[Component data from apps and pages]

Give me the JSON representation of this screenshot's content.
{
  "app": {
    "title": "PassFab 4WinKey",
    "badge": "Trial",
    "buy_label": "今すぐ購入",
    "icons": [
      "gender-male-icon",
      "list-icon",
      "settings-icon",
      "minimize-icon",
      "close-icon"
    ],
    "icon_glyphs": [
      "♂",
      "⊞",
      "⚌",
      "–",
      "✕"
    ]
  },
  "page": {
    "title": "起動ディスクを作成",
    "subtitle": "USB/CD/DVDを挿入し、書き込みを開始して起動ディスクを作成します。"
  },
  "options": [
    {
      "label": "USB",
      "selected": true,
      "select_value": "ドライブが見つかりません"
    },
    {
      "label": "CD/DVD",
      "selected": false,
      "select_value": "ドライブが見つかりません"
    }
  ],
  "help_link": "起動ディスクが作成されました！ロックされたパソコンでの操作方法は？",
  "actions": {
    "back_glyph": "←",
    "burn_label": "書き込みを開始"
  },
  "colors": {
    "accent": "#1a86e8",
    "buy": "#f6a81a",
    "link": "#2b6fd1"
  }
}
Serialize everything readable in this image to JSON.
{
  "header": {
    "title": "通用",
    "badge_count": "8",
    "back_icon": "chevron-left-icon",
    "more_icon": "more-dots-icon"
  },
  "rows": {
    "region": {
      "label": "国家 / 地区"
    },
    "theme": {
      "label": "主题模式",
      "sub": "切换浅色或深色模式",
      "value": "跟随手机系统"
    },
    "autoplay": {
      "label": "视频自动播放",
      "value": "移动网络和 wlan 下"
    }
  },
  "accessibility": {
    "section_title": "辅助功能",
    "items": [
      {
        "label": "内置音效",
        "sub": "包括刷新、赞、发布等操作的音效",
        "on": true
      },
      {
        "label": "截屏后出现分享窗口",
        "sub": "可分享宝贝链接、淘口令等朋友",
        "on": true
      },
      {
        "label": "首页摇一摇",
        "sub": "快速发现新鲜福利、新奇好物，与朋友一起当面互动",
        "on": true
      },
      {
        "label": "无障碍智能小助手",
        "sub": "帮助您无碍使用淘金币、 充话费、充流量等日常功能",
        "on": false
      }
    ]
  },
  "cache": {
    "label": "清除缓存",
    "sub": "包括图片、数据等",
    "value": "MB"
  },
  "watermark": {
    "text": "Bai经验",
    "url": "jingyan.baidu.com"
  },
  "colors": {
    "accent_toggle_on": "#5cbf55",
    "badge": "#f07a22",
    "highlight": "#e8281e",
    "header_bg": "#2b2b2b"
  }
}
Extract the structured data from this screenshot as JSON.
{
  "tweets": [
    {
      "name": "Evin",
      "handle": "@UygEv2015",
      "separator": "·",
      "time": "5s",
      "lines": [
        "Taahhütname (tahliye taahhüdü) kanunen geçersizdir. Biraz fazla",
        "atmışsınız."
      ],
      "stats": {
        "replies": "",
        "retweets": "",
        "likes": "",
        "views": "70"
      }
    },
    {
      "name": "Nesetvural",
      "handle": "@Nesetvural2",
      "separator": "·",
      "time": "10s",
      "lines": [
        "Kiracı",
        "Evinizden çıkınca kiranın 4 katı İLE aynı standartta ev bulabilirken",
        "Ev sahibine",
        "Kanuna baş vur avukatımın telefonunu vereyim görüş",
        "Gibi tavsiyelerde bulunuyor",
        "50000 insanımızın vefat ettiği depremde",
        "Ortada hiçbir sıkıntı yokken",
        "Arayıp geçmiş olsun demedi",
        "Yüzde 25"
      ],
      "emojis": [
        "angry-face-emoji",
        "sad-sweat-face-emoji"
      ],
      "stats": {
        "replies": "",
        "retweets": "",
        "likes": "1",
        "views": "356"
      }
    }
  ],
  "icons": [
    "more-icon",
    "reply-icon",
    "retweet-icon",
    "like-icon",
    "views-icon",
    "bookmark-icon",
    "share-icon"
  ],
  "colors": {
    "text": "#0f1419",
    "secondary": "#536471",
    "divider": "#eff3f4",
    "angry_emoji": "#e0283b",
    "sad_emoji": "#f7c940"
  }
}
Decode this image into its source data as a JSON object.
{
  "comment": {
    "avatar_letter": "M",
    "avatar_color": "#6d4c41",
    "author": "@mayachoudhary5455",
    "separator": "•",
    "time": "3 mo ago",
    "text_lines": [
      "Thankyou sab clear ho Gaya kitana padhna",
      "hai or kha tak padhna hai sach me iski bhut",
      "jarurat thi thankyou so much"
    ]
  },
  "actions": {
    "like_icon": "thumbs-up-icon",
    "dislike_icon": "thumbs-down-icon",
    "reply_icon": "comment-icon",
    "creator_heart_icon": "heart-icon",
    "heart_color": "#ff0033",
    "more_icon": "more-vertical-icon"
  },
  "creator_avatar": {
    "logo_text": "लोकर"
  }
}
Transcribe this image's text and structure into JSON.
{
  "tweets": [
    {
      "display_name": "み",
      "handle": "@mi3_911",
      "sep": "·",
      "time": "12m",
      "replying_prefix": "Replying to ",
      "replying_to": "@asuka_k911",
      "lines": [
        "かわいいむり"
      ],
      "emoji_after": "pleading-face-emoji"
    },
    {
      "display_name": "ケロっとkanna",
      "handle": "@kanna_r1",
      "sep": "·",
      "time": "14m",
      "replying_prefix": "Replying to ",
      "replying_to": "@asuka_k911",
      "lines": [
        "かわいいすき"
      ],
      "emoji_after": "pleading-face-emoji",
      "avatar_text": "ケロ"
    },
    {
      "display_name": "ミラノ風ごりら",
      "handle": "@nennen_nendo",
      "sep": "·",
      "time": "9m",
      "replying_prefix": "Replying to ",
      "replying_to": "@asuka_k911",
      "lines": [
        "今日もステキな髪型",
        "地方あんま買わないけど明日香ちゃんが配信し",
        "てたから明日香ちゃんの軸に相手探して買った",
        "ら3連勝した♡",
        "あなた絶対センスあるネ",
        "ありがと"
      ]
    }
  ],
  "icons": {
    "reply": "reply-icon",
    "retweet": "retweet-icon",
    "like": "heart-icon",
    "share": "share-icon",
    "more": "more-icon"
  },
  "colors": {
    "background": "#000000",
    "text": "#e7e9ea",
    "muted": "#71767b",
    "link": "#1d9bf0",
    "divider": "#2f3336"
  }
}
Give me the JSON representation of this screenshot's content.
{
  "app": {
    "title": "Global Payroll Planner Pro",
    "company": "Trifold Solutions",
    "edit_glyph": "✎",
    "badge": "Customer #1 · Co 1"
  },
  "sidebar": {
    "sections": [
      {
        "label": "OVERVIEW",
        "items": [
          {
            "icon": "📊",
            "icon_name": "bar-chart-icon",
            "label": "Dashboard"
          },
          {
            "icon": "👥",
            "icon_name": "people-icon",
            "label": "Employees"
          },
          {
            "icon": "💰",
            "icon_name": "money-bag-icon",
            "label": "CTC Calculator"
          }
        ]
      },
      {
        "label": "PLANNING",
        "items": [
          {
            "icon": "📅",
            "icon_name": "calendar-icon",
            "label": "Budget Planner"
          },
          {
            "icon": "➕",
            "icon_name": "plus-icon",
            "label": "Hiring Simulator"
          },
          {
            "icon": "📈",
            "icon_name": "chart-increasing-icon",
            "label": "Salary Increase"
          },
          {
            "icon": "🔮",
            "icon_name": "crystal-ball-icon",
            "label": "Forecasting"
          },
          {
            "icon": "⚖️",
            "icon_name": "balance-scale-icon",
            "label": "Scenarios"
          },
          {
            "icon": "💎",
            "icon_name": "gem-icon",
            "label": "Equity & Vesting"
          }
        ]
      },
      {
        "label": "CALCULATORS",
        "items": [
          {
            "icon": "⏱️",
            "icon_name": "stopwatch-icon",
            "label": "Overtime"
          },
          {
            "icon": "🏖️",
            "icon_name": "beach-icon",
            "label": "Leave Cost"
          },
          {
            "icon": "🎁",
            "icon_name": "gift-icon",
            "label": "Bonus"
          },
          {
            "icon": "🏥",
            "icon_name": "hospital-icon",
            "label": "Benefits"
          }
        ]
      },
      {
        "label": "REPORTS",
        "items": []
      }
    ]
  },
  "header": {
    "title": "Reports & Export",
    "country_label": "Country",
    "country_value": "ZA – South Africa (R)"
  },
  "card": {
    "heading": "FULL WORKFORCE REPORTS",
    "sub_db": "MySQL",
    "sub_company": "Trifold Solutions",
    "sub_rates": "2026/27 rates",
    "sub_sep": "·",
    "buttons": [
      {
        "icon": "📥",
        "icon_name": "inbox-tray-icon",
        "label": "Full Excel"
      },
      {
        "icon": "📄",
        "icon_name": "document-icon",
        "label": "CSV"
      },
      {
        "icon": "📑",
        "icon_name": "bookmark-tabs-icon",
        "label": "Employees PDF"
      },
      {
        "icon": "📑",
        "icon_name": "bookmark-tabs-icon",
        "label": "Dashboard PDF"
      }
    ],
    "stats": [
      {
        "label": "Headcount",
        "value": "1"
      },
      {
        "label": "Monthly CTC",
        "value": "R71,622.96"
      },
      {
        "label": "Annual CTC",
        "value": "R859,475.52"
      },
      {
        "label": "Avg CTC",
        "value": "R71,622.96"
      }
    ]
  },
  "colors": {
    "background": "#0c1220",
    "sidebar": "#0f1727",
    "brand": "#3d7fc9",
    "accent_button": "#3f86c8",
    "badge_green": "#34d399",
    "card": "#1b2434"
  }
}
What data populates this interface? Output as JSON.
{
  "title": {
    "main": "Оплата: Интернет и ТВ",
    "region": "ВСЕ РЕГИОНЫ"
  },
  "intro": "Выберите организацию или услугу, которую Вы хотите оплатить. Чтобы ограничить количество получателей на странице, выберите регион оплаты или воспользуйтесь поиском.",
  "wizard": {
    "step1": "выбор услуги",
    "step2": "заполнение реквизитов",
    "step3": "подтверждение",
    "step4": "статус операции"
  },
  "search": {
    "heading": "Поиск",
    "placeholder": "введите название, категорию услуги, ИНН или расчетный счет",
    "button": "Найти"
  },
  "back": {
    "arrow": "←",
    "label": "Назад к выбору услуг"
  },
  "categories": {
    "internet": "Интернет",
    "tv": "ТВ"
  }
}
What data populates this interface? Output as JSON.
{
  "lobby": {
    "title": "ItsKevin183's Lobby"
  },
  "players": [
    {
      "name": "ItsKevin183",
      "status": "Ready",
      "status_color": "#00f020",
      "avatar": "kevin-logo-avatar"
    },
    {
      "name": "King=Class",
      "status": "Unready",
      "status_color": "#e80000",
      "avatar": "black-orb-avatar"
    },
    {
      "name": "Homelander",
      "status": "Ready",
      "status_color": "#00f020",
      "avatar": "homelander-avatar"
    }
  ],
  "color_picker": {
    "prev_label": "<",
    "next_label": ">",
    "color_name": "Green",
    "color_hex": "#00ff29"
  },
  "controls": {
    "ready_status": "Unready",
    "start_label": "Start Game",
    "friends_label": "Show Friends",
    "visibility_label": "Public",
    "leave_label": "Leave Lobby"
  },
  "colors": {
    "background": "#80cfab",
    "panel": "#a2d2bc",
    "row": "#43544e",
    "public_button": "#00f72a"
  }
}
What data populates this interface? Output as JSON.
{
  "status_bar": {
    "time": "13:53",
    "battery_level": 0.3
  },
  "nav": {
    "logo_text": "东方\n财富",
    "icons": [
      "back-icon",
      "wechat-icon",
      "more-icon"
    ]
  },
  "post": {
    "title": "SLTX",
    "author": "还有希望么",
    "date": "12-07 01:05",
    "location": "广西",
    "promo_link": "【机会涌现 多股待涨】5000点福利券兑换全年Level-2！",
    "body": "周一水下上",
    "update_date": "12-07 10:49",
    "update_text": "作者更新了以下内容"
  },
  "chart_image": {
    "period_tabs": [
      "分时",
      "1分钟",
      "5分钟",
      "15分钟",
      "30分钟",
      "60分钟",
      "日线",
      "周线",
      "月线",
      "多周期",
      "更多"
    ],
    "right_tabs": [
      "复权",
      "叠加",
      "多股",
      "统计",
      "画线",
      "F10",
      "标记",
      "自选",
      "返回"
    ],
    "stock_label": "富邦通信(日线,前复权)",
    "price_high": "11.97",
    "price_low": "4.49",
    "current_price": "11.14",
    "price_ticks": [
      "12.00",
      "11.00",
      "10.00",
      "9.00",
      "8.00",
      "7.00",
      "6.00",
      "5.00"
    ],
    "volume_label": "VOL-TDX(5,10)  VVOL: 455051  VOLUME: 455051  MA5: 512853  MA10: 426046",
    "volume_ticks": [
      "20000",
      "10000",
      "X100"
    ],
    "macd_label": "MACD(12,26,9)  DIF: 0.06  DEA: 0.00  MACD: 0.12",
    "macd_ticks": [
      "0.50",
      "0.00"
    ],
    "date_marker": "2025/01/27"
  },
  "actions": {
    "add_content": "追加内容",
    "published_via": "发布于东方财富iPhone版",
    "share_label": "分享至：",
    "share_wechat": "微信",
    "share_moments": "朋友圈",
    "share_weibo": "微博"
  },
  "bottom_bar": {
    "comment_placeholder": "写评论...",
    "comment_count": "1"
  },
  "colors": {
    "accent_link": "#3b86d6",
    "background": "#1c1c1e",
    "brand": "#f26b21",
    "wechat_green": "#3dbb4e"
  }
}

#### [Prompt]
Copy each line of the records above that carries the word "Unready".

#### [Result of this exercise]
      "status": "Unready",
    "ready_status": "Unready",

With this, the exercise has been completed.